For some reason this race didn’t have any mile markers. I actually have no idea if most races do, but I just assumed that they all did. It was frustrating not knowing how far I had left to run. It took all of my will power not to ask those running next to me, “Hey, any idea how far we’ve run?” or “Are we there yet? Are we even close?” Every runner that passed me, and every runner that I passed, I wanted to ask them that question. But I didn’t. I just kept running. I thought about Forest Gump and how he just kept running. “I just felt like run-ning” he said. I thought of a lot of crazy thoughts. I felt like I had hours to kill inside of my own head. I was used to running with music. I missed my music. No music this time. Just me and my crazy thoughts.
Every now and then I’d pass a group of cheering spectators. I always thought that I’d hate this part about running in a race. I didn’t think I’d want people, strangers, looking at me while I ran. But I was surprised to find that I actually liked it. They’d call out my race number and say things like, “You can DO this!!” and “Good for you!” — they clapped and hooted and cheered. For me! And even though I was tired and felt like I was dying at the moment, I picked up my pace a bit each time that I passed a group of them. I started thinking that maybe I could do this. If they thought I could, then maybe they were right. So I started listening to them instead of listening to the negative voice inside of my own head.
When I finally saw the finish line looming up ahead, and the crowd on each side of me started going wild with cheers, a crazy thing happened. All of a sudden I didn’t feel tired anymore! As a matter of fact, I felt like I could run another mile or two. What the what? Where did this energy come from? and where was it a mile ago? I pumped my arms and crossed over that finish line like a champ. I felt great! What a neat feeling. I ran the entire 5k and didn’t stop to walk once. I felt very accomplished!
after the race – we got medals!
Once I got home, another crazy thing happened. I signed up for another 5k race! I’m sure that while running in that next race I will think all the same crazy thoughts and wonder why I signed up for this and blah, blah, blah…but at least next time I will have the memory of what it feels like to cross the finish line.
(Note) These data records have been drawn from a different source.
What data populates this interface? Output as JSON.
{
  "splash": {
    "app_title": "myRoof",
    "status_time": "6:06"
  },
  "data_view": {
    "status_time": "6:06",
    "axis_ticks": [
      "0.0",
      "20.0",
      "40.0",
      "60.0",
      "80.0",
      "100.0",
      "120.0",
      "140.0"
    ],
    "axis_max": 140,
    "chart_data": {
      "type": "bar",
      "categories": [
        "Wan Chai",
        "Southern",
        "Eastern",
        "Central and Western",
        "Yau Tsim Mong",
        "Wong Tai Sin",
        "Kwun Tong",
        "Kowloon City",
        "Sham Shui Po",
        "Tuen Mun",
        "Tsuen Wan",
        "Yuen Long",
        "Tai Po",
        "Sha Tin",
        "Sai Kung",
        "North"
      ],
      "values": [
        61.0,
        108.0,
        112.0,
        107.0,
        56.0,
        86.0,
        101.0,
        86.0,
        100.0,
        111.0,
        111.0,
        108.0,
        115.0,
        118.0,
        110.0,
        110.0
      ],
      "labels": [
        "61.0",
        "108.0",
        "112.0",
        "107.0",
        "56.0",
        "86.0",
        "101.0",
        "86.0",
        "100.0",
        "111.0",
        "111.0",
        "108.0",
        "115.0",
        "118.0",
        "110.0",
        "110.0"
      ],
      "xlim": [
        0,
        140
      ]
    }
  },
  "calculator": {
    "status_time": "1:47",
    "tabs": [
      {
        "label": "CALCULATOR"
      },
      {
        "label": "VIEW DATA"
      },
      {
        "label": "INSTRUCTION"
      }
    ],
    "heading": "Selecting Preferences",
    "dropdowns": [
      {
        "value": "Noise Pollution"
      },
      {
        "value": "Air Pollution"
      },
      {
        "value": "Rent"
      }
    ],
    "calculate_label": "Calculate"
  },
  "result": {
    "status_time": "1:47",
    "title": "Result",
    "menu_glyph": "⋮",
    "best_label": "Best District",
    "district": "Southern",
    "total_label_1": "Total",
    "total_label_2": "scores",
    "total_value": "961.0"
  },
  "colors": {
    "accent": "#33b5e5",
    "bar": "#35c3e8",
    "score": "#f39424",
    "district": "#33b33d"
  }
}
That will be enough to keep me going.
Well, that and the cheering spectators! Woot! Woot!